YOUR INSTRUCTIONS ▸ Below are records to retype exactly, except for the pictures.

(Website and app data records)
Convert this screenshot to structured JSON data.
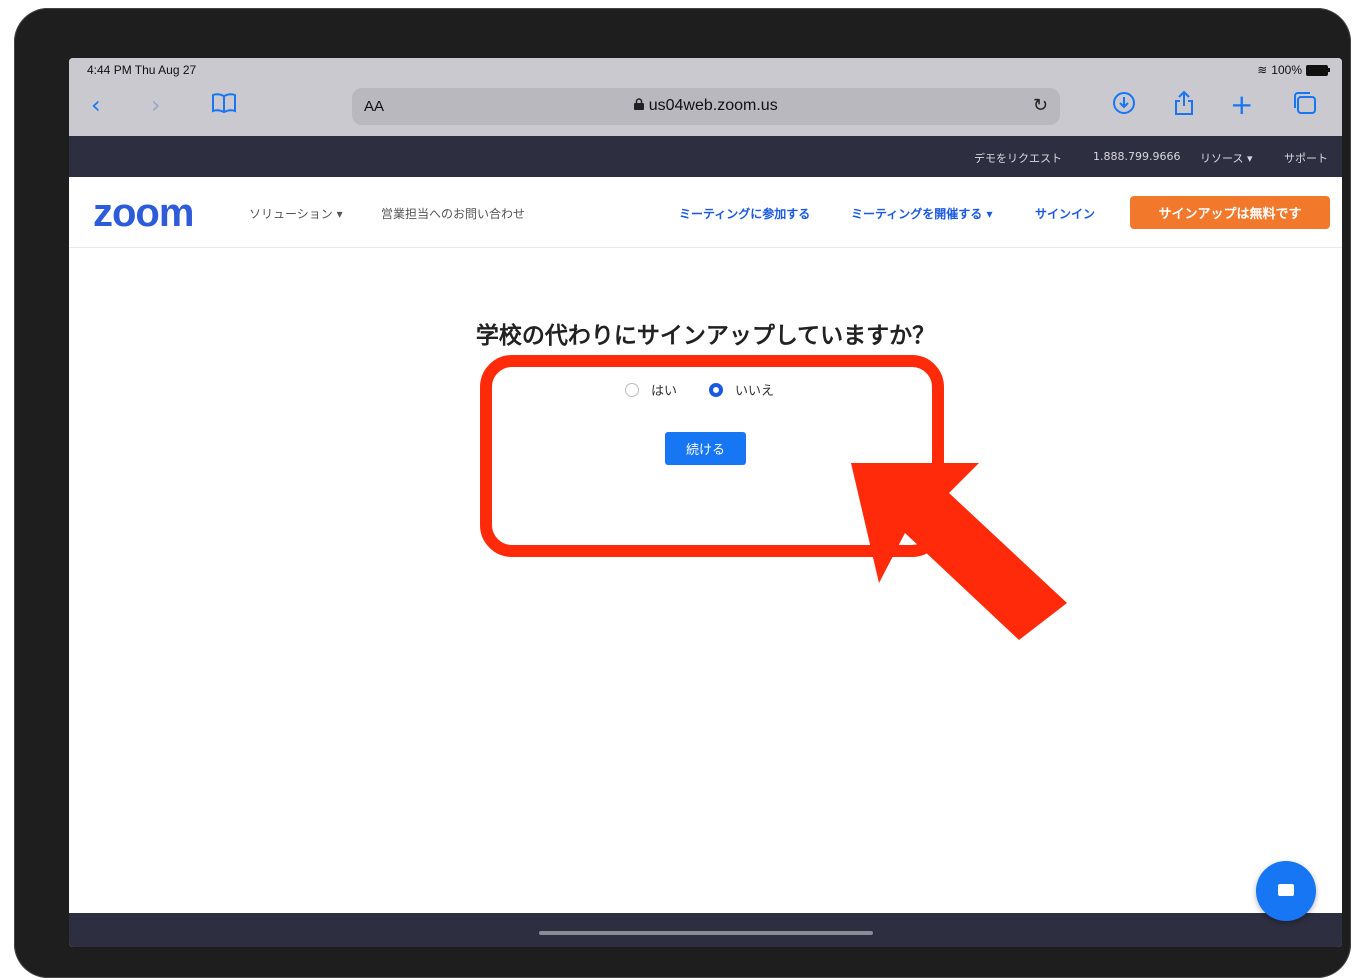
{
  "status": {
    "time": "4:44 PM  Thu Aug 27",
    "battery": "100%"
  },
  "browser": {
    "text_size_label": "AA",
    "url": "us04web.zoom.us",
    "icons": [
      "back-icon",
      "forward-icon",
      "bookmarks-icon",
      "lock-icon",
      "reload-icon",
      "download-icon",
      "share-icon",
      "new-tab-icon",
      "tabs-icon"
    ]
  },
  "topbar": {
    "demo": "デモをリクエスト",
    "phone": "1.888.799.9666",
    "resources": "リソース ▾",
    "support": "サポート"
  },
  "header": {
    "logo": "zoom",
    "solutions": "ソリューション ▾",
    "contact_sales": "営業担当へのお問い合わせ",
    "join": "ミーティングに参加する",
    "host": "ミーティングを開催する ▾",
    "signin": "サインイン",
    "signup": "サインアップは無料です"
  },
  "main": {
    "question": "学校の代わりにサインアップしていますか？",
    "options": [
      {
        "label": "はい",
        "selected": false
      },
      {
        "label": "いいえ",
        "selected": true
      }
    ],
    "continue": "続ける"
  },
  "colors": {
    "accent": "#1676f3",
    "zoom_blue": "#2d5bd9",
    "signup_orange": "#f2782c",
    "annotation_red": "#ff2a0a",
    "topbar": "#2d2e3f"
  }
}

SOLUTION TO THIS TASK ▸
Convert this screenshot to structured JSON data.
{
  "status": {
    "time": "4:44 PM  Thu Aug 27",
    "battery": "100%"
  },
  "browser": {
    "text_size_label": "AA",
    "url": "us04web.zoom.us",
    "icons": [
      "back-icon",
      "forward-icon",
      "bookmarks-icon",
      "lock-icon",
      "reload-icon",
      "download-icon",
      "share-icon",
      "new-tab-icon",
      "tabs-icon"
    ]
  },
  "topbar": {
    "demo": "デモをリクエスト",
    "phone": "1.888.799.9666",
    "resources": "リソース ▾",
    "support": "サポート"
  },
  "header": {
    "logo": "zoom",
    "solutions": "ソリューション ▾",
    "contact_sales": "営業担当へのお問い合わせ",
    "join": "ミーティングに参加する",
    "host": "ミーティングを開催する ▾",
    "signin": "サインイン",
    "signup": "サインアップは無料です"
  },
  "main": {
    "question": "学校の代わりにサインアップしていますか？",
    "options": [
      {
        "label": "はい",
        "selected": false
      },
      {
        "label": "いいえ",
        "selected": true
      }
    ],
    "continue": "続ける"
  },
  "colors": {
    "accent": "#1676f3",
    "zoom_blue": "#2d5bd9",
    "signup_orange": "#f2782c",
    "annotation_red": "#ff2a0a",
    "topbar": "#2d2e3f"
  }
}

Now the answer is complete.